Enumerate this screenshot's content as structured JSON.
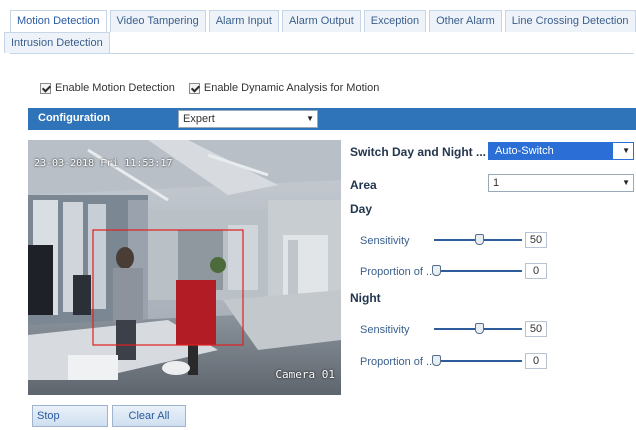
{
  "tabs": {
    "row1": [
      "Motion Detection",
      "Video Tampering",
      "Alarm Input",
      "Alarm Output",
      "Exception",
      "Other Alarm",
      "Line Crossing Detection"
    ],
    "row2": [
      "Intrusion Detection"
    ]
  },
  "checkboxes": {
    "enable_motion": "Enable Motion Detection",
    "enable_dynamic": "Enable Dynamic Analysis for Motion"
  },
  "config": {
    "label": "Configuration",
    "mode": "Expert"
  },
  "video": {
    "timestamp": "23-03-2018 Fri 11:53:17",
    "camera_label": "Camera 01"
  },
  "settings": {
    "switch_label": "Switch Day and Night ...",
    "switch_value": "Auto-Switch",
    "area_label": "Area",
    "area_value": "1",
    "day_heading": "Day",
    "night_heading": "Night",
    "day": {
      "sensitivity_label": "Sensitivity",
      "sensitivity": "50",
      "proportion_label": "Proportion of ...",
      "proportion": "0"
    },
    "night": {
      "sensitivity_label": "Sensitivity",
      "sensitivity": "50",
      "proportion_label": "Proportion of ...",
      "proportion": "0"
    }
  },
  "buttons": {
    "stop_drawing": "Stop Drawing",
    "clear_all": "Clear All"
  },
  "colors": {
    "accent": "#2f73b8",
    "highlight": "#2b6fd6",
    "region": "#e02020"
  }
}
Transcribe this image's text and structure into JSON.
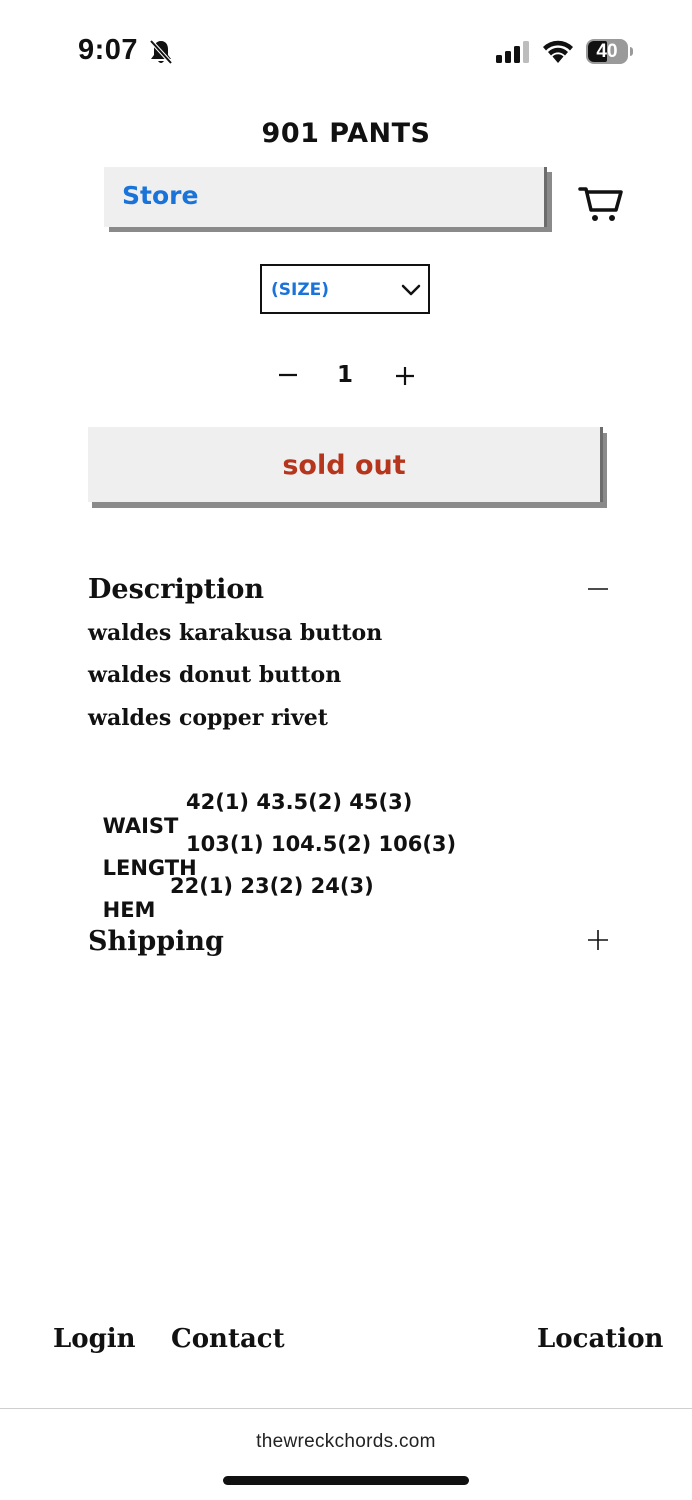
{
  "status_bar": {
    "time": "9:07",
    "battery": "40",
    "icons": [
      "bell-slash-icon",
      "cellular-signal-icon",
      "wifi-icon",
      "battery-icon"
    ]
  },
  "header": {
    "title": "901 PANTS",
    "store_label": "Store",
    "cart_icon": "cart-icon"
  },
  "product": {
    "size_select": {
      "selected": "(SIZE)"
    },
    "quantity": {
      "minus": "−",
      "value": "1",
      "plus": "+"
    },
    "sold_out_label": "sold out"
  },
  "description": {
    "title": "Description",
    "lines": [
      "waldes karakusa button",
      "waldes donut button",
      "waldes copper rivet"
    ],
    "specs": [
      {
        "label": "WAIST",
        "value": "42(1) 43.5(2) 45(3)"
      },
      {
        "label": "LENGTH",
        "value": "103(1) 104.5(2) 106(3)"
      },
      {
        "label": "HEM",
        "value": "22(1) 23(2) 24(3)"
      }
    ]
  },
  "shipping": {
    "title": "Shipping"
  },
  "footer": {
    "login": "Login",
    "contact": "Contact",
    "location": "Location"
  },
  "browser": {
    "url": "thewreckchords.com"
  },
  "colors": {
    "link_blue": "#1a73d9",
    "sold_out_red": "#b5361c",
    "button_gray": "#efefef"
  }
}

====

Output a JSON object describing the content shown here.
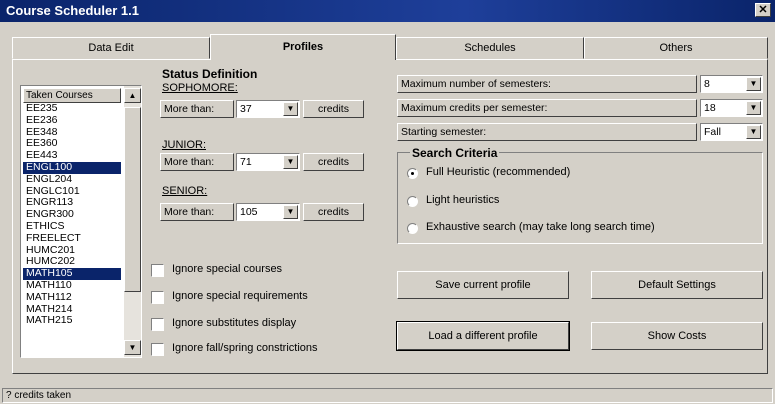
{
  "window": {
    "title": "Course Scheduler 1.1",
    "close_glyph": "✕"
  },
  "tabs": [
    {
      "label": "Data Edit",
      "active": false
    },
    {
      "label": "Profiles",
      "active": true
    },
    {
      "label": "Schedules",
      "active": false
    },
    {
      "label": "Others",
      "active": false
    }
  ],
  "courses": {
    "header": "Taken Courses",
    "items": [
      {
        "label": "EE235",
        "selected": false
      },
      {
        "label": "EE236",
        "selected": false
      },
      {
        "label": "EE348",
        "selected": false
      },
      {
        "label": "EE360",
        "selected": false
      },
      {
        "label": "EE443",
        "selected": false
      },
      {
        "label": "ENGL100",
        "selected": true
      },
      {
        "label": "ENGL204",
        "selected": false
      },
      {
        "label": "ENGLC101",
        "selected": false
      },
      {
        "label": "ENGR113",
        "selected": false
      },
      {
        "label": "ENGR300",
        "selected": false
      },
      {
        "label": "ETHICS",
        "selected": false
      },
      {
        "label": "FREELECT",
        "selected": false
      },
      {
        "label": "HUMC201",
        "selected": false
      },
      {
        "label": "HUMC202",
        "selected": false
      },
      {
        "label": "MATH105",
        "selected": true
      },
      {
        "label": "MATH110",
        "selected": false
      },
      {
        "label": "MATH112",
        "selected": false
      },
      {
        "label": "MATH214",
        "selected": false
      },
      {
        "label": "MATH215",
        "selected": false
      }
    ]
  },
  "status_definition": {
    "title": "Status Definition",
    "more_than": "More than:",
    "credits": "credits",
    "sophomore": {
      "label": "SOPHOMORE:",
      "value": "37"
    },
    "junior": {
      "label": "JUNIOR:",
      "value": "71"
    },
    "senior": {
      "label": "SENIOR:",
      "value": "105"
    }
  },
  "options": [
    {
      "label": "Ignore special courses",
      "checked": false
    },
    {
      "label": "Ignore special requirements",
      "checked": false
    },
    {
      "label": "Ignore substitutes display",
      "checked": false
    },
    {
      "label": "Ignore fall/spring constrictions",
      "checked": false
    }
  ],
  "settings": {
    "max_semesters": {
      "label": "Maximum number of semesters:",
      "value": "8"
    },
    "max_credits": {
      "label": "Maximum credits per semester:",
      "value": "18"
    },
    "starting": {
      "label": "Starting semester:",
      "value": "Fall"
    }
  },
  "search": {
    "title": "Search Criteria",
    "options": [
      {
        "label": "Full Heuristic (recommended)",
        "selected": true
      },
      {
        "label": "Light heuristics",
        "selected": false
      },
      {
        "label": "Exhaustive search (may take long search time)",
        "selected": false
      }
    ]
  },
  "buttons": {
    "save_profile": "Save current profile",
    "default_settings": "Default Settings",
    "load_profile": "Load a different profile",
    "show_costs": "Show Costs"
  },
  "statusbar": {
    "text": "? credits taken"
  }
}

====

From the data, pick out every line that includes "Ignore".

      "label": "Ignore special courses",
      "label": "Ignore special requirements",
      "label": "Ignore substitutes display",
      "label": "Ignore fall/spring constrictions",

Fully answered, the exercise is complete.